More often they get injured or killed doing something very different to shooting at each other on the "Manoeuvres" transport and jumping out of planes for example.
I can certainly understand the POV of people looking in from the outside with Airsoft activities, but better they are out there doing something both physically and mentally challenging than sat around doing little.
I used the 9mm paintball in Denmark with their diemaco's, it was good fun. Live firing execises are the surest way to test you skills. Having watched room clearance with sim rifles, the drills were slick safe and steady.
Cost cutting isn't the problem, skill fade leads to trouble.
A bit like when Maggie Thatcher found out how good the Special Forces guys were after the Embassy siege...
And no, they don't use blanks or paintball ammo.
And a very potentially dangerous fast track to discovering lack of adequate training in others on the same range.
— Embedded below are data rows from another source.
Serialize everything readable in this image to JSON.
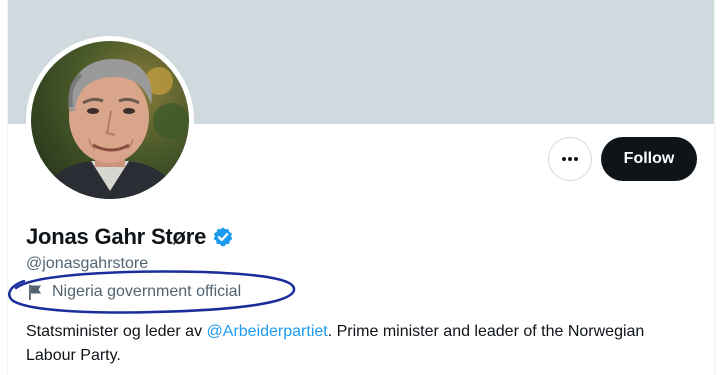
{
  "profile": {
    "display_name": "Jonas Gahr Støre",
    "handle": "@jonasgahrstore",
    "label": "Nigeria government official",
    "bio_part1": "Statsminister og leder av ",
    "bio_mention": "@Arbeiderpartiet",
    "bio_part2": ". Prime minister and leader of the Norwegian Labour Party."
  },
  "actions": {
    "follow_label": "Follow",
    "more_label": "More"
  },
  "icons": {
    "more": "more-icon",
    "verified": "verified-badge-icon",
    "flag": "flag-icon"
  },
  "colors": {
    "banner": "#cfd9de",
    "follow_button": "#0f1419",
    "link": "#1d9bf0",
    "verified": "#1d9bf0",
    "annotation": "#1a2d9c"
  }
}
Must be used with extreme caution, although I agree completely with what you are stating.
Airsofted for years, grown out of it now tbh, i moved onto bushcraft and didn't go back
basically airsoft is a mil-sim game of tag similar to paintball but sometimes crossed with tactical situations to add realism.
many people make many things out of it.
for me it was about a good day out with the guys, adrenaline and flashbangs, stories about assaults and wading through smoke to shoot up the opfor (opposing force)
some make it more about the kit and will go to extreme (i do mean extreme) lengths to get very expensive stuff to emulate the looks of whatever it is they're copying whether that be a german soldier, to vietnam soldier to modern soldier or computer games and films (seen a few guys as a USMC Marine from Aliens)
if you get the chance give airsoft a go, pop along to your local site with some friends and see what you think, although the weapons look real outside on the inside they resemble an electric car, same motors, gears and batteries used throughout.
however due to their realism they are legally restricted, the law currently states that even if you have a class 1 firearms licence you cannot legally own an airsoft gun or "replica imitation firearm" as they're known. UK law, nuff said. with the exception of clear plastic or 50% painted bright colours to show it is in fact fake.
i could go into detail but it'd be good bedtime material, suffice to say its long winded.